Dear Quote Investigator: The famous inventor and futurist Nikola Tesla apparently said the following:

Be alone, that is the secret of invention.

Would you please help me to find a citation?

Quote Investigator: In 1934 Nikola Tesla was interviewed in “The New York Times” by journalist Orrin E. Dunlap Jr, and the brilliant innovator highlighted the value of separateness: 1

“It is providential that the youth or man of inventive mind is not ‘blessed’ with a million dollars,” said Mr. Tesla. “He would find it difficult to think. The mind is sharper and keener in seclusion and uninterrupted solitude. No big laboratory is needed in which to think.

Originality thrives in seclusion free of outside influences beating upon us to cripple the creative mind. Be alone, that is the secret of invention; be alone, that is when ideas are born.”

Below are additional selected citations in chronological order.

Continue reading Be Alone, That Is the Secret of Invention; Be Alone, That Is When Ideas Are Born

Notes:

  1. 1934 April 8, New York Times, An Inventor’s Seasoned Ideas: Nikola Tesla, Pointing to ‘Grievous Errors’ of the Past by Orrin E. Dunlap Jr., Quote Page X9, Column 1 and 2, New York. (ProQuest)

Plenty of Hope; Infinite Hope; Just Not for Us

Franz Kafka? Max Brod? Jonathan Franzen? Josef Paul Hodin? Georg Lukács? Harold Bloom? Apocryphal?

Dear Quote Investigator: In 2019 acclaimed author Jonathan Franzen wrote an essay in “The New Yorker” that began with the following remark of despair attributed to the influential Prague-born writer Franz Kafka.

There is infinite hope; only not for us.

Here are two longer versions I have seen:

(1) Oh, hope enough, infinite hope, — just not for us.
(2) Plenty of hope—for God—no end of hope—only not for us.

Would you please help me to find a citation?

Quote Investigator: Max Brod was a friend and a biographer of Franz Kafka. In 1921 he published a piece titled “Der Dichter Franz Kafka” (“The Poet Franz Kafka”) in the literary journal “Die Neue Rundschau”. Brod described a conversation he held with his friend in 1920. Below is an excerpt in German followed by one possible translation into English.
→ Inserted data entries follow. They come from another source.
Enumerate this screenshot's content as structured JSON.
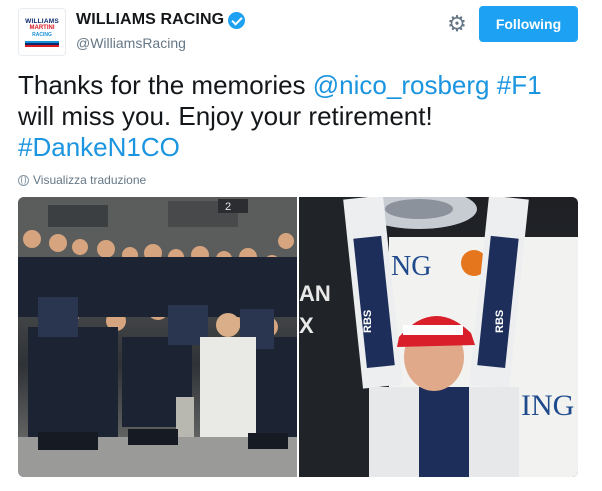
{
  "profile": {
    "avatar_lines": [
      "WILLIAMS",
      "MARTINI",
      "RACING"
    ],
    "name": "WILLIAMS RACING",
    "handle": "@WilliamsRacing",
    "verified": true
  },
  "actions": {
    "follow_label": "Following",
    "settings_icon": "gear-icon"
  },
  "tweet": {
    "part1": "Thanks for the memories ",
    "mention": "@nico_rosberg",
    "space1": " ",
    "hashtag1": "#F1",
    "part2": " will miss you. Enjoy your retirement! ",
    "hashtag2": "#DankeN1CO"
  },
  "translate": {
    "label": "Visualizza traduzione",
    "icon": "globe-icon"
  },
  "media": {
    "left_sign": "2",
    "right_texts": [
      "NG",
      "AN",
      "X",
      "RBS",
      "RBS",
      "ING"
    ]
  },
  "colors": {
    "accent": "#1da1f2",
    "link": "#1b95e0",
    "muted": "#657786"
  }
}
Boldface added by QI: 1

„Wir sind,“ so sagte er, „nihilistische Gedanken, Selbstmordgedanken, die in Gottes Kopf aufsteigen“. Mich erinnerte das zuerst an das Weltbild der Gnosis: Gott als böser Demiurg, die Welt sein Sündenfall. „O nein,“ meinte er, „unsere Welt ist nur eine schlechte Laune Gottes, ein schlechter Tag.“ — „So gäbe es außerhalb dieser Erscheinungsform Welt, die wir kennen, Hoffnung?“ — Er lächelte: „Oh Hoffnung genug, unendlich viel Hoffnung, — nur nicht für uns.“

“We are,” he said, “nihilistic thoughts, suicidal thoughts that rise up in God’s head”. This reminded me of the worldview of the Gnostics: God is an evil demiurge; the world reflects his fall into sin. “Oh no,” he said, “our world is just a bad mood of God, a bad day.” — “So outside of this world manifestation, which we know, would there be a world that knows hope?” — He smiled: “Oh, hope enough, infinite hope, — just not for us.”

The correctness of this quotation is dependent upon the veracity of Max Brod. In addition, the precise phrasing in English varies because of the inherent imprecision of translations.

Below are additional selected citations.

Continue reading Plenty of Hope; Infinite Hope; Just Not for Us

Notes:

  1. 1921 November, Die Neue Rundschau (The New Rundschau), Der Dichter Franz Kafka (The Poet Franz Kafka) by Max Brod, Start Page 1210, Quote Page 1213, Fischer Verlag, Berlin, Germany. (HathiTrust Full View) link